 in Tangipahoa Parish and began organizing military resistance at the state level, ordering the burning of cotton, cessation of trade with the Union forces, and calling for the enlistment of all free white males between ages 17 and 50 in the militia. However, despite a brief check at Baton Rouge, Union forces continued to advance into Louisiana and up the Mississippi, and the capital was moved again to Shreveport.

After the governorship


In January 1864, Moore's term as governor ended, and he was succeeded by Henry Watkins Allen
Henry Watkins Allen
Henry Watkins Allen was an American soldier and politician, and a general in the Confederate States Army during the American Civil War...

. He returned to his plantation, but was soon forced to flee upriver by the Red River Campaign
Red River Campaign
The Red River Campaign or Red River Expedition consisted of a series of battles fought along the Red River in Louisiana during the American Civil War from March 10 to May 22, 1864. The campaign was a Union initiative, fought between approximately 30,000 Union troops under the command of Maj. Gen....

, soldiers of which burned the plantation in May. After the Civil War, he fled into Mexico to escape arrest, and subsequently to Havana
Havana
Havana is the capital city, province, major port, and leading commercial centre of Cuba. The city proper has a population of 2.1 million inhabitants, and it spans a total of — making it the largest city in the Caribbean region, and the most populous...

. From Havana, Moore applied for a pardon. Moore's application for pardon was delivered by hand to Andrew Johnson
Andrew Johnson
Andrew Johnson was the 17th President of the United States . As Vice-President of the United States in 1865, he succeeded Abraham Lincoln following the latter's assassination. Johnson then presided over the initial and contentious Reconstruction era of the United States following the American...

 by William Tecumseh Sherman. He eventually returned to Louisiana after being pardoned by Andrew Johnson
Andrew Johnson
Andrew Johnson was the 17th President of the United States . As Vice-President of the United States in 1865, he succeeded Abraham Lincoln following the latter's assassination. Johnson then presided over the initial and contentious Reconstruction era of the United States following the American...

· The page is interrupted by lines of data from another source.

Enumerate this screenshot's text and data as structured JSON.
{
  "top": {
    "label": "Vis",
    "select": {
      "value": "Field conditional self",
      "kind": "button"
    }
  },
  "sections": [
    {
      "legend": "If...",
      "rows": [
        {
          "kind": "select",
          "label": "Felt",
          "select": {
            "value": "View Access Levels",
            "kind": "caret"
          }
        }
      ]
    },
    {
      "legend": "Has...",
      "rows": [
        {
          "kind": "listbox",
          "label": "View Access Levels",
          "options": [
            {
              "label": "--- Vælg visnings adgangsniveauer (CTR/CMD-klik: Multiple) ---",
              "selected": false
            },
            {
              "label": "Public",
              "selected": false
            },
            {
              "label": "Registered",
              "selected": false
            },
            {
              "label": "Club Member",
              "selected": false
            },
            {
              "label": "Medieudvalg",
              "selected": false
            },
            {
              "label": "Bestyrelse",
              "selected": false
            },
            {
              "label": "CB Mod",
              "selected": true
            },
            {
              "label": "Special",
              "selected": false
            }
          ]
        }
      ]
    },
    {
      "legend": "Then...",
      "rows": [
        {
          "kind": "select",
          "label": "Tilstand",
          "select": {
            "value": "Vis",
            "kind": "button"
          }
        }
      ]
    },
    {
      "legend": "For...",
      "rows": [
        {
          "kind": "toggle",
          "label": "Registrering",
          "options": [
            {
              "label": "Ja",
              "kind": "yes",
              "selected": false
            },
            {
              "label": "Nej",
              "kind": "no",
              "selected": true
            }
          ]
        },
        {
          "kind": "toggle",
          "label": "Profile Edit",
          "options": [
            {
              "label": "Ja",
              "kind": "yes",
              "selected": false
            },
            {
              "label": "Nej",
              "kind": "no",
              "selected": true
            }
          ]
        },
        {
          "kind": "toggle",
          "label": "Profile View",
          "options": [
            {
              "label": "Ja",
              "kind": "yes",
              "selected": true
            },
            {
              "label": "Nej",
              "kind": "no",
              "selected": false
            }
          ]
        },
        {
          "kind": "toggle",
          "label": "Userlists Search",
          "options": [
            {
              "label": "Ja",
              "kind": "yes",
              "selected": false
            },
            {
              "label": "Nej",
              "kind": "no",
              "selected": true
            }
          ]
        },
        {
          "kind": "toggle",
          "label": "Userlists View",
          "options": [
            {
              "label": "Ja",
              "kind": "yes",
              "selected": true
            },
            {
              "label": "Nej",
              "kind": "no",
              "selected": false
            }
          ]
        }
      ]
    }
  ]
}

 on January 15, 1867. His lands were restored to him, in part through the influence of Sherman, and he left politics, spending the rest of his life rebuilding his livelihood. He died in 1876 near Alexandria, Louisiana.

See also

  • CSS Governor Moore
    CSS Governor Moore
    LSNS Governor Moore was a schooner-rigged steamer in the Confederate States Navy.Governor Moore had been Southern S. S. Company's Charles Morgan, named for the firm's founder and built at New York in 1854 as a schooner-rigged, low pressure, walking beam-engined, seagoing steamer...

    , a Confederate "cotton-clad
    Cotton-clad
    Cottonclads were a classification of steam-powered warships where a wooden ship was protected from enemy fire by bales of cotton lining its sides. This provided some protection from enemy fire, but not to the extent of ironclads...

    " warship named after him.

External links